Windows are important features when considering garage remodeling costs. Garage windows should be checked and replaced, if necessary, during any garage remodeling project. Not only are garage windows susceptible to the elements, but they also provide intruders another way into the home. Check for drafts, broken window locks and consider using metal cages around the windows for increased safety.
Every project comes down to cost, so it only makes sense to start there. According to our garage remodeling cost estimator, the average garage remodel runs $8,582. Keep in mind, this takes the full garage into consideration. That includes the garage door, flooring, windows and plenty of other renovations. For those remodeling one aspect of their garage, of course, expect the final price to be much less. In fact, we have even seen garage remodels cost as low as $900.

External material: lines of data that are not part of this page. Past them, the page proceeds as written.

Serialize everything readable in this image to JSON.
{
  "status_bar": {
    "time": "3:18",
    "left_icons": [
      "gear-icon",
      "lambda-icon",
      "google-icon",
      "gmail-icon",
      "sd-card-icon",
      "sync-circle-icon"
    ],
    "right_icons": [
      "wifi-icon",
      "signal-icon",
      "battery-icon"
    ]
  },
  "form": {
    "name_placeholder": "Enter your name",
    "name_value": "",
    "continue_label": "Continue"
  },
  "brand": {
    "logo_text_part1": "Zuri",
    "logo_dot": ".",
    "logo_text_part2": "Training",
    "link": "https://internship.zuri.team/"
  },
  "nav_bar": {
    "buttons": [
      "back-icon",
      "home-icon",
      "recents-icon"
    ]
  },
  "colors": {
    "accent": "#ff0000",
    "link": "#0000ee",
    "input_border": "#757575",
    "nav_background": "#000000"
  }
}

A garage remodel can take many different forms. Some finished garages are transformed into guest bedrooms, game rooms, man caves or even master bathrooms. Others go the traditional route and clean it up to just keep their cars inside. The traditional route is certainly more cost-effective, but after analyzing national garage remodeling costs, the average price to renovate a garage is roughly $10,000.
Don’t make the mistake of beginning your garage remodel before you know the basics. Learn how to do it right instead of just diving in. There are many reasons that home owners want to remodel their garage. It is often more difficult to put an addition onto a home than it is to use your garage. Perhaps your parents need a place to enjoy their golden years. Or your kids may be staying home longer than expected.
The extras on a garage often get short attention, but those little details can make a big impact. Take lighting and house numbers: Choices more in step with your garage's style can tie together paint, materials, and more. Use proportion as your guide when selecting fixtures: Low-slung styles such as this garage work better with small to medium fixtures.
If you have an existing garage in place, but no walls, floor, ceiling or finishes in place, the cost to finish your garage will be much less expensive than $10,000. Oftentimes, finished a garage entails adding a few beams or drywall. Contractors can install wooden or steal beams for a few thousand dollars. In addition, according to our drywall installation cost guide, you can purchase drywall for at little as $0.30/sf. If you hire a general contractor to install the drywall, expect to pay another $1,000. Overall, the cost to finish a garage should not exceed $5,000.
If the concrete slab in the garage is the problem, there are more cost-effective solutions than a concrete mason. Most cracking, flaking, stains, pitting or wear can be easily fixed by calling a concrete specialist to apply either an inexpensive epoxy or polyurethane-based coating. These seals are very durable and can make your garage floor look brand new.
Paint manufacturers have recognized these problems and have come to the rescue with new solutions. But a word of advice: If your garage floor sees heavy water leakage, if it's badly cracked or if it's damp and slimy all summer, don't apply any coating. In those cases, you're better off simply keeping it as clean as you can and then calling it quits.